Component data from apps and pages:

====

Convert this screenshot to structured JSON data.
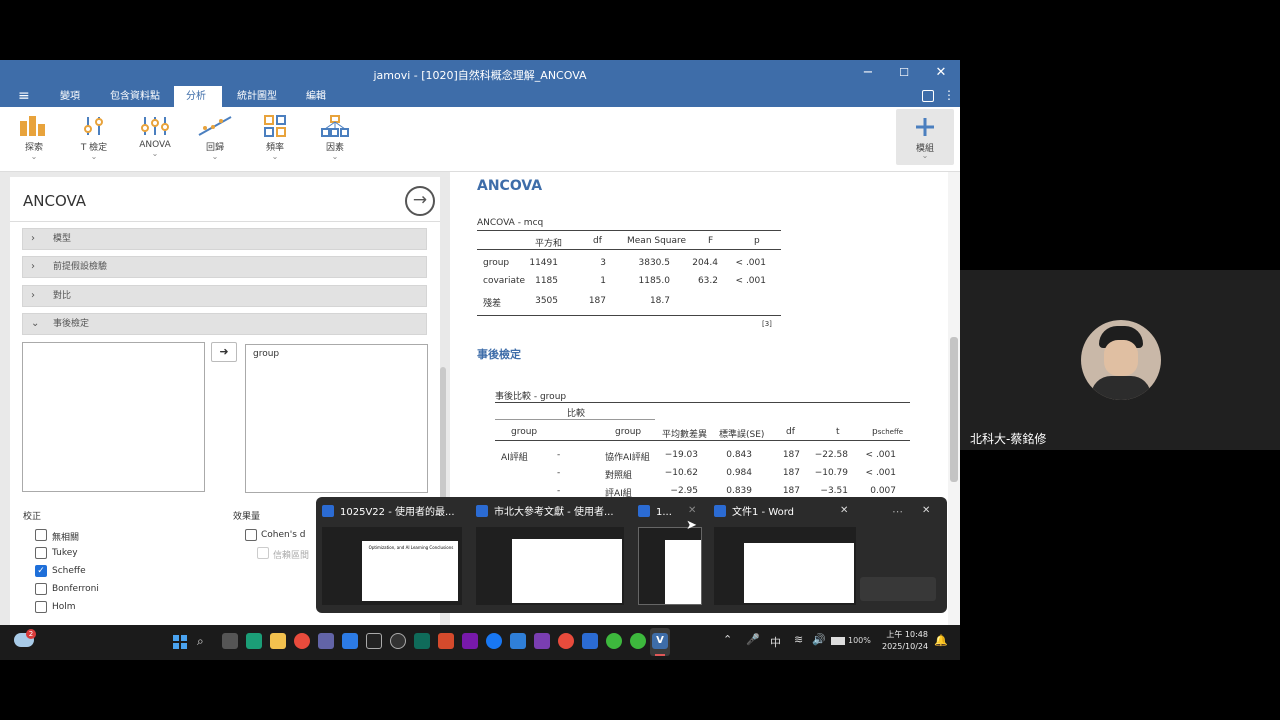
{
  "window": {
    "title": "jamovi - [1020]自然科概念理解_ANCOVA",
    "menu": [
      "",
      "變項",
      "包含資料點",
      "分析",
      "統計圖型",
      "編輯"
    ],
    "active_menu": "分析"
  },
  "ribbon": [
    {
      "label": "探索",
      "icon": "bar-chart-icon"
    },
    {
      "label": "T 檢定",
      "icon": "ttest-icon"
    },
    {
      "label": "ANOVA",
      "icon": "anova-icon"
    },
    {
      "label": "回歸",
      "icon": "regression-icon"
    },
    {
      "label": "頻率",
      "icon": "frequencies-icon"
    },
    {
      "label": "因素",
      "icon": "factor-icon"
    },
    {
      "label": "模組",
      "icon": "plus-icon"
    }
  ],
  "analysis_panel": {
    "title": "ANCOVA",
    "sections": [
      "模型",
      "前提假設檢驗",
      "對比",
      "事後檢定"
    ],
    "selected_var": "group",
    "correction": {
      "label": "校正",
      "options": [
        {
          "label": "無相關",
          "checked": false
        },
        {
          "label": "Tukey",
          "checked": false
        },
        {
          "label": "Scheffe",
          "checked": true
        },
        {
          "label": "Bonferroni",
          "checked": false
        },
        {
          "label": "Holm",
          "checked": false
        }
      ]
    },
    "effect_size": {
      "label": "效果量",
      "options": [
        {
          "label": "Cohen's d",
          "checked": false
        },
        {
          "label": "信賴區間",
          "checked": false
        }
      ]
    }
  },
  "results": {
    "heading": "ANCOVA",
    "anova_table": {
      "caption": "ANCOVA - mcq",
      "headers": [
        "",
        "平方和",
        "df",
        "Mean Square",
        "F",
        "p"
      ],
      "rows": [
        [
          "group",
          "11491",
          "3",
          "3830.5",
          "204.4",
          "< .001"
        ],
        [
          "covariate",
          "1185",
          "1",
          "1185.0",
          "63.2",
          "< .001"
        ],
        [
          "殘差",
          "3505",
          "187",
          "18.7",
          "",
          ""
        ]
      ],
      "footnote": "[3]"
    },
    "posthoc_heading": "事後檢定",
    "posthoc_table": {
      "caption": "事後比較 - group",
      "group_header": "比較",
      "headers": [
        "group",
        "",
        "group",
        "平均數差異",
        "標準誤(SE)",
        "df",
        "t",
        "p"
      ],
      "p_sub": "scheffe",
      "rows": [
        [
          "AI評組",
          "-",
          "協作AI評組",
          "−19.03",
          "0.843",
          "187",
          "−22.58",
          "< .001"
        ],
        [
          "",
          "-",
          "對照組",
          "−10.62",
          "0.984",
          "187",
          "−10.79",
          "< .001"
        ],
        [
          "",
          "-",
          "評AI組",
          "−2.95",
          "0.839",
          "187",
          "−3.51",
          "0.007"
        ]
      ]
    }
  },
  "switcher": {
    "items": [
      {
        "title": "1025V22 - 使用者的最...",
        "app": "word-icon",
        "doc_title": "Optimization, and AI Learning Conclusions"
      },
      {
        "title": "市北大參考文獻 - 使用者...",
        "app": "word-icon"
      },
      {
        "title": "1...",
        "app": "word-icon"
      },
      {
        "title": "文件1 - Word",
        "app": "word-icon"
      }
    ]
  },
  "taskbar": {
    "notification_count": "2",
    "time": "上午 10:48",
    "date": "2025/10/24",
    "battery": "100%",
    "ime": "中"
  },
  "webcam": {
    "name": "北科大-蔡銘修"
  },
  "colors": {
    "accent": "#3e6da9",
    "results_heading": "#3e6da9",
    "checkbox": "#1e6fd9"
  }
}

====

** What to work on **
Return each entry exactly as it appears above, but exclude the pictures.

** Solution to this problem **
Convert this screenshot to structured JSON data.
{
  "window": {
    "title": "jamovi - [1020]自然科概念理解_ANCOVA",
    "menu": [
      "",
      "變項",
      "包含資料點",
      "分析",
      "統計圖型",
      "編輯"
    ],
    "active_menu": "分析"
  },
  "ribbon": [
    {
      "label": "探索",
      "icon": "bar-chart-icon"
    },
    {
      "label": "T 檢定",
      "icon": "ttest-icon"
    },
    {
      "label": "ANOVA",
      "icon": "anova-icon"
    },
    {
      "label": "回歸",
      "icon": "regression-icon"
    },
    {
      "label": "頻率",
      "icon": "frequencies-icon"
    },
    {
      "label": "因素",
      "icon": "factor-icon"
    },
    {
      "label": "模組",
      "icon": "plus-icon"
    }
  ],
  "analysis_panel": {
    "title": "ANCOVA",
    "sections": [
      "模型",
      "前提假設檢驗",
      "對比",
      "事後檢定"
    ],
    "selected_var": "group",
    "correction": {
      "label": "校正",
      "options": [
        {
          "label": "無相關",
          "checked": false
        },
        {
          "label": "Tukey",
          "checked": false
        },
        {
          "label": "Scheffe",
          "checked": true
        },
        {
          "label": "Bonferroni",
          "checked": false
        },
        {
          "label": "Holm",
          "checked": false
        }
      ]
    },
    "effect_size": {
      "label": "效果量",
      "options": [
        {
          "label": "Cohen's d",
          "checked": false
        },
        {
          "label": "信賴區間",
          "checked": false
        }
      ]
    }
  },
  "results": {
    "heading": "ANCOVA",
    "anova_table": {
      "caption": "ANCOVA - mcq",
      "headers": [
        "",
        "平方和",
        "df",
        "Mean Square",
        "F",
        "p"
      ],
      "rows": [
        [
          "group",
          "11491",
          "3",
          "3830.5",
          "204.4",
          "< .001"
        ],
        [
          "covariate",
          "1185",
          "1",
          "1185.0",
          "63.2",
          "< .001"
        ],
        [
          "殘差",
          "3505",
          "187",
          "18.7",
          "",
          ""
        ]
      ],
      "footnote": "[3]"
    },
    "posthoc_heading": "事後檢定",
    "posthoc_table": {
      "caption": "事後比較 - group",
      "group_header": "比較",
      "headers": [
        "group",
        "",
        "group",
        "平均數差異",
        "標準誤(SE)",
        "df",
        "t",
        "p"
      ],
      "p_sub": "scheffe",
      "rows": [
        [
          "AI評組",
          "-",
          "協作AI評組",
          "−19.03",
          "0.843",
          "187",
          "−22.58",
          "< .001"
        ],
        [
          "",
          "-",
          "對照組",
          "−10.62",
          "0.984",
          "187",
          "−10.79",
          "< .001"
        ],
        [
          "",
          "-",
          "評AI組",
          "−2.95",
          "0.839",
          "187",
          "−3.51",
          "0.007"
        ]
      ]
    }
  },
  "switcher": {
    "items": [
      {
        "title": "1025V22 - 使用者的最...",
        "app": "word-icon",
        "doc_title": "Optimization, and AI Learning Conclusions"
      },
      {
        "title": "市北大參考文獻 - 使用者...",
        "app": "word-icon"
      },
      {
        "title": "1...",
        "app": "word-icon"
      },
      {
        "title": "文件1 - Word",
        "app": "word-icon"
      }
    ]
  },
  "taskbar": {
    "notification_count": "2",
    "time": "上午 10:48",
    "date": "2025/10/24",
    "battery": "100%",
    "ime": "中"
  },
  "webcam": {
    "name": "北科大-蔡銘修"
  },
  "colors": {
    "accent": "#3e6da9",
    "results_heading": "#3e6da9",
    "checkbox": "#1e6fd9"
  }
}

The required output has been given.